Each line with the word "structured" must appear in the answer, copied from the records.
--- Data supplied Enclosed Below ---
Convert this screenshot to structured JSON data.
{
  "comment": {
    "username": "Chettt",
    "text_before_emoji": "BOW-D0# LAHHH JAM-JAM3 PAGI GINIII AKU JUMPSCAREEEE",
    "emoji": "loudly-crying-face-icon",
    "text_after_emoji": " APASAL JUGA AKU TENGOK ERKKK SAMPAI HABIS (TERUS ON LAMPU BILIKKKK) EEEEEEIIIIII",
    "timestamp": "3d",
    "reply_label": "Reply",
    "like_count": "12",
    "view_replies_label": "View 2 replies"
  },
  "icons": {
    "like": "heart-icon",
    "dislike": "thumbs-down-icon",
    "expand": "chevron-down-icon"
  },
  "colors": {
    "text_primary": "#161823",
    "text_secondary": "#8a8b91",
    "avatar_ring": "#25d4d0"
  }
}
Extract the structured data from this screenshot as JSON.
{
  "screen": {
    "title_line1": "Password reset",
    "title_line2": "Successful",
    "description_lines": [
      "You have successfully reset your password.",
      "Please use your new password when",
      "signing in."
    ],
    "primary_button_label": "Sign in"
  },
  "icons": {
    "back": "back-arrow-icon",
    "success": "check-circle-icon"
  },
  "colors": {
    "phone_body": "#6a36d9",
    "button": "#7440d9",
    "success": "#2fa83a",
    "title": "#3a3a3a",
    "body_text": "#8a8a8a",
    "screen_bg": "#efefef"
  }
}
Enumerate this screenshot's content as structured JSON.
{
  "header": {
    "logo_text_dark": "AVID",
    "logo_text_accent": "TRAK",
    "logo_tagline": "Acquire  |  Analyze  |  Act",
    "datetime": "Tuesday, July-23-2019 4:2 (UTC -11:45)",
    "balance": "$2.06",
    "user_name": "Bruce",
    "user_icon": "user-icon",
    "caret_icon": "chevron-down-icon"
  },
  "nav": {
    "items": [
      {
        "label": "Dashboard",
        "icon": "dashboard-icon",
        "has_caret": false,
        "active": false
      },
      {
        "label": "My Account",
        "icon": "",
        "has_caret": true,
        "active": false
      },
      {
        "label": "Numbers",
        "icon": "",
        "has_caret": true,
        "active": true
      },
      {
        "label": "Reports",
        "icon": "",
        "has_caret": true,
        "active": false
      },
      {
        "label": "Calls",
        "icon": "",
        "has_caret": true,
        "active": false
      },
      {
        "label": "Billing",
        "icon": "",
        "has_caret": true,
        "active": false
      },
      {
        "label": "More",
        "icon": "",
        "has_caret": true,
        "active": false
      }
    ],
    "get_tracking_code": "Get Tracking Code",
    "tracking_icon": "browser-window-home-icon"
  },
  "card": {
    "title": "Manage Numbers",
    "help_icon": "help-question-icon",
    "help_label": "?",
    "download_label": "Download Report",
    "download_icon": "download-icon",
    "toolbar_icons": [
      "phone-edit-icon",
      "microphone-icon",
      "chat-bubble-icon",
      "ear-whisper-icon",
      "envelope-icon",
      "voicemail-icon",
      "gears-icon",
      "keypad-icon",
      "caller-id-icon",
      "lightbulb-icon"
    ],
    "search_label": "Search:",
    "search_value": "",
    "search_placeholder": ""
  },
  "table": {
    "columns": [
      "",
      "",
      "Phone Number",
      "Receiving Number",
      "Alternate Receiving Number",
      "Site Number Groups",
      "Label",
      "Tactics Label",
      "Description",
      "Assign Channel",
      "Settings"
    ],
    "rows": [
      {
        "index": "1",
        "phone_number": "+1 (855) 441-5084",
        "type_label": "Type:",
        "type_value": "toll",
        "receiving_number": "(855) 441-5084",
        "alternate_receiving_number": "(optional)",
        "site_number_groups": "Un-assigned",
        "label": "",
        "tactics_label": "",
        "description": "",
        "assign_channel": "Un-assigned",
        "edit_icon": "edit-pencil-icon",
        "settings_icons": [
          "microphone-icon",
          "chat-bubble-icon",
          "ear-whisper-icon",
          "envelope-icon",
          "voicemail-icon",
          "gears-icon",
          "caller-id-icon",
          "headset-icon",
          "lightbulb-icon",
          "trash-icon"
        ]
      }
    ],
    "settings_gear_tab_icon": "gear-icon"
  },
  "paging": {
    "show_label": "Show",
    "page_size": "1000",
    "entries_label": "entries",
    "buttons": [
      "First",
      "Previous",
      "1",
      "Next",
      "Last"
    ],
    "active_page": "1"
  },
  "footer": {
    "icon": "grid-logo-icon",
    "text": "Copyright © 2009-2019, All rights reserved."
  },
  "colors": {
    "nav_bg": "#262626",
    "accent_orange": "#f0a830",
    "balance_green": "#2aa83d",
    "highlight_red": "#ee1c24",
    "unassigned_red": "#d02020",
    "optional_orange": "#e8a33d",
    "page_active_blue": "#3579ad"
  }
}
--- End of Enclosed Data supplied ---
▶ [Solution to this task]:
Convert this screenshot to structured JSON data.
Extract the structured data from this screenshot as JSON.
Enumerate this screenshot's content as structured JSON.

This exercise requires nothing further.